BEGIN

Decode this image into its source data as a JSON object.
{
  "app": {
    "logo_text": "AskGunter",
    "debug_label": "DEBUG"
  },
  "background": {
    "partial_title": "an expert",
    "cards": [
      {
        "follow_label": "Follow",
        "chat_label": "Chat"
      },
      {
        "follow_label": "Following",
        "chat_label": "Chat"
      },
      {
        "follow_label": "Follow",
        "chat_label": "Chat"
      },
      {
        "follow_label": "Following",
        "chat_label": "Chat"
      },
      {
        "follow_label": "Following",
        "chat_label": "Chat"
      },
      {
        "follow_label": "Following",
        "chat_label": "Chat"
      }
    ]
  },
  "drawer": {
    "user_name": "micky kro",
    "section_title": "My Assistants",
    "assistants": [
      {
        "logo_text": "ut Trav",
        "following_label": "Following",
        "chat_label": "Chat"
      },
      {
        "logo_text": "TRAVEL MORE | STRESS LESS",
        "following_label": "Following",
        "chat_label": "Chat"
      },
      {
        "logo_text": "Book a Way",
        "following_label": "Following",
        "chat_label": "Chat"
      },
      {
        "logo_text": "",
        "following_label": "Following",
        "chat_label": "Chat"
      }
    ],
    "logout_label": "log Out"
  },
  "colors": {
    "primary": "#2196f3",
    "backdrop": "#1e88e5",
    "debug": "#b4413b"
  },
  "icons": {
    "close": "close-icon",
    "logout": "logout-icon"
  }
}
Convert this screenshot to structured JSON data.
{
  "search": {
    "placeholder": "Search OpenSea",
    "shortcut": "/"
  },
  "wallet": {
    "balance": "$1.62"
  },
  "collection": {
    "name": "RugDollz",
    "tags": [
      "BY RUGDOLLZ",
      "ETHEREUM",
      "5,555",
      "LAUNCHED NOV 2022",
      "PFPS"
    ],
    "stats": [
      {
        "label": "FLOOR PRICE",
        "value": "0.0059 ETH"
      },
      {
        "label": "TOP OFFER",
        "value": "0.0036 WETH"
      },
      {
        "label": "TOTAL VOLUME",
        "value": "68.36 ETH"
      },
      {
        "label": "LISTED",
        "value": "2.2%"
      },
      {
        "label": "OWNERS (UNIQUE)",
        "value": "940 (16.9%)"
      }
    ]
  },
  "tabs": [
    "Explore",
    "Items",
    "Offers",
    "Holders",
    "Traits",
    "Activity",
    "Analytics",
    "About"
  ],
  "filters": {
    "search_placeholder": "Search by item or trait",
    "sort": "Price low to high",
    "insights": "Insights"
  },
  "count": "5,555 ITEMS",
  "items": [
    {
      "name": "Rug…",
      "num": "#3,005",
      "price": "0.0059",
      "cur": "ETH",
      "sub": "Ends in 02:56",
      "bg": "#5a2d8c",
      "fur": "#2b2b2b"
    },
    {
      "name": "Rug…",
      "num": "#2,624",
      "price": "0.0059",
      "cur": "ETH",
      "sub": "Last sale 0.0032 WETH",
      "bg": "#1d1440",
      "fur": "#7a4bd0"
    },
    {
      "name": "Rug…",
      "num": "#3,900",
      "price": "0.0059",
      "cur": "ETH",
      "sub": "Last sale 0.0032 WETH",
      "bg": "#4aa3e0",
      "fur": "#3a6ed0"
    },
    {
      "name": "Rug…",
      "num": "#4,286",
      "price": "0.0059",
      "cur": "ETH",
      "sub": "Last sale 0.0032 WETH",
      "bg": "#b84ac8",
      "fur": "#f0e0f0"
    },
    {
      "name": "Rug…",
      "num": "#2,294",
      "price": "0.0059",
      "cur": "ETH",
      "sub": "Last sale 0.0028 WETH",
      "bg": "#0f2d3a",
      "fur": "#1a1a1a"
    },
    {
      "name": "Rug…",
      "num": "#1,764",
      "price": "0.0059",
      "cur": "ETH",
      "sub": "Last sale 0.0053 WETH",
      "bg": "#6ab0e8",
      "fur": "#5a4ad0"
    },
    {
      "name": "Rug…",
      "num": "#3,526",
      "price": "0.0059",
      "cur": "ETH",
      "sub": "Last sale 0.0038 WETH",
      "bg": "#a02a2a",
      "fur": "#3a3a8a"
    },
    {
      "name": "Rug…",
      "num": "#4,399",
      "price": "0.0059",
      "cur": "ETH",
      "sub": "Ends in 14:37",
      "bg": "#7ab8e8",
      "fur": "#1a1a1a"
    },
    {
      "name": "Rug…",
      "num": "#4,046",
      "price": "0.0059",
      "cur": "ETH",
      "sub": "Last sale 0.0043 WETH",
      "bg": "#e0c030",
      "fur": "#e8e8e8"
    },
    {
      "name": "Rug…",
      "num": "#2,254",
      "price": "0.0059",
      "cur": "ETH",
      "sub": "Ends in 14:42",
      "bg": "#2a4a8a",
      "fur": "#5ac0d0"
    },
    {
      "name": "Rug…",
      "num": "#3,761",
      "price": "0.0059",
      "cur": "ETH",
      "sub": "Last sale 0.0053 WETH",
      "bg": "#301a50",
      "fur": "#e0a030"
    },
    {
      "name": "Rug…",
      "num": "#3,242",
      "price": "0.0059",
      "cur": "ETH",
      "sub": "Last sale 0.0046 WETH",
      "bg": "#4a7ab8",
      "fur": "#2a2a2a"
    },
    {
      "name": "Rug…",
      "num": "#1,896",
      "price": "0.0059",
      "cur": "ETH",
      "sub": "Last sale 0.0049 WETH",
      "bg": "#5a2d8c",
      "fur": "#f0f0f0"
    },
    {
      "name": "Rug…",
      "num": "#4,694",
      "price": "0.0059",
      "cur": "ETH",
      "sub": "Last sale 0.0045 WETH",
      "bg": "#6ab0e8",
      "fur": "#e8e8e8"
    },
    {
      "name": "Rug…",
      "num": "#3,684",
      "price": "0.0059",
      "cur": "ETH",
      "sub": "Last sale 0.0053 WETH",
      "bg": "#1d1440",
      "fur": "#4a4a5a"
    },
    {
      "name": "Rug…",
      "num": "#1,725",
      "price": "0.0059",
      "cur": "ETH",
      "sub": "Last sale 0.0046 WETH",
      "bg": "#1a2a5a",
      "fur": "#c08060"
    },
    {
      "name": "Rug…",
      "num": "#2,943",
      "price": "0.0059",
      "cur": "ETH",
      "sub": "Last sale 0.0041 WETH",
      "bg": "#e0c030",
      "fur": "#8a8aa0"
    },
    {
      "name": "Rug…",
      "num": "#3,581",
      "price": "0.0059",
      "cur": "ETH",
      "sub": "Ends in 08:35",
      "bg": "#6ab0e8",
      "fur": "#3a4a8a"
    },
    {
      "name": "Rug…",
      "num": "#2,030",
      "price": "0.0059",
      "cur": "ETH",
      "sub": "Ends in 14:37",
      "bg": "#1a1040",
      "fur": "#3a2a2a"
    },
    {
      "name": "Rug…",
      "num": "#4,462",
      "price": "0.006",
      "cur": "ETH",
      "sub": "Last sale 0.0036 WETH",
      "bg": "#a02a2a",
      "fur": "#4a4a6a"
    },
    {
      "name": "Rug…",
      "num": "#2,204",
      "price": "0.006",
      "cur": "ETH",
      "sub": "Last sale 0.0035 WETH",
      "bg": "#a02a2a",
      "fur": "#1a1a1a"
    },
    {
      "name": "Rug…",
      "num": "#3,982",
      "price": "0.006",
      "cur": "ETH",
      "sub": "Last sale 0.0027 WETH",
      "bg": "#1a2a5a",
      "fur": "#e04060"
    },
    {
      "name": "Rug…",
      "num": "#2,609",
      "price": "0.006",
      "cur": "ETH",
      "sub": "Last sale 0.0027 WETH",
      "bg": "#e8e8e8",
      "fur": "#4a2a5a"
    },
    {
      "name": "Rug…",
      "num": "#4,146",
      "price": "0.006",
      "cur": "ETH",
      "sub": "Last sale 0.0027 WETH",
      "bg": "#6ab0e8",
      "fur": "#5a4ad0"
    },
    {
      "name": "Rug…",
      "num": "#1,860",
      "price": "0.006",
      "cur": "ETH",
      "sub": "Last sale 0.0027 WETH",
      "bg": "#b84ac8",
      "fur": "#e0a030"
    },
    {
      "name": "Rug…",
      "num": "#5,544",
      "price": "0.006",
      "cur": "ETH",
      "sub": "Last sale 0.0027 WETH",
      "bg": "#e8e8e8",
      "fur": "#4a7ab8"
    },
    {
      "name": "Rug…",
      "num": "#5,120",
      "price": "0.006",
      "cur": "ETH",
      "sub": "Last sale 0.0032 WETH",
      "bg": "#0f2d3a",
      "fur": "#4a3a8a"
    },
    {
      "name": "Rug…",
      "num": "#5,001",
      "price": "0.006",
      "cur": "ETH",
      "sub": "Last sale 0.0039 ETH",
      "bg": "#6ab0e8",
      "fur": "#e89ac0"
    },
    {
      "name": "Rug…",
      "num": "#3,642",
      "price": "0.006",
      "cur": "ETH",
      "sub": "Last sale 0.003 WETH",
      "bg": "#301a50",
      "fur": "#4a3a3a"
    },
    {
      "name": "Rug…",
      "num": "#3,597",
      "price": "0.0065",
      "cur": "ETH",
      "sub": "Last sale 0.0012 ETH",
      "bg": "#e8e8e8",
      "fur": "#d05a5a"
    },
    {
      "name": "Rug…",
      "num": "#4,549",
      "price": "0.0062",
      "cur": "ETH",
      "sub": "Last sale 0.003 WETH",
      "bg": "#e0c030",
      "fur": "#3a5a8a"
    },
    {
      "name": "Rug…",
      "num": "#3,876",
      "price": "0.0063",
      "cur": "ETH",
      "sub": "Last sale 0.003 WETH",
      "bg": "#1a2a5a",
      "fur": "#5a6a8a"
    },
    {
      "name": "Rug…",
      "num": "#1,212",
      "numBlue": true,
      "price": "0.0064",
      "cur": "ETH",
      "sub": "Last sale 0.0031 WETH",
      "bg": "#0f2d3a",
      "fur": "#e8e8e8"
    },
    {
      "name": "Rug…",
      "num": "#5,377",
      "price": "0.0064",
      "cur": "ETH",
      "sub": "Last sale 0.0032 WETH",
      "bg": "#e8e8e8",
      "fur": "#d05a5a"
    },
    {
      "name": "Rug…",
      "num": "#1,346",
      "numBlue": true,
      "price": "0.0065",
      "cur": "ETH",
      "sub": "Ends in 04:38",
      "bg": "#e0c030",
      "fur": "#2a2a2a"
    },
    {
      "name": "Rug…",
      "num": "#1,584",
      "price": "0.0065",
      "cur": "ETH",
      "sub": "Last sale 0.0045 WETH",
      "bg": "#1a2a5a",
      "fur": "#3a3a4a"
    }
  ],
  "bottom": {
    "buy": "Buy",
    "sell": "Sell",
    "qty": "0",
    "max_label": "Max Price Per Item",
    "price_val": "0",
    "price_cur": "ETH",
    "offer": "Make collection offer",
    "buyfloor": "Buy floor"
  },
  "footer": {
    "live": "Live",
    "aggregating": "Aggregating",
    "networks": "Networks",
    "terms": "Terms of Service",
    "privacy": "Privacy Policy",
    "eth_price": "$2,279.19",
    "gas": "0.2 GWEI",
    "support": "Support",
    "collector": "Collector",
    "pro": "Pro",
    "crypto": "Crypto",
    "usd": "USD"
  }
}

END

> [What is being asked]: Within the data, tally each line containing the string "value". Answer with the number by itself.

> [Response to the exercise]: 5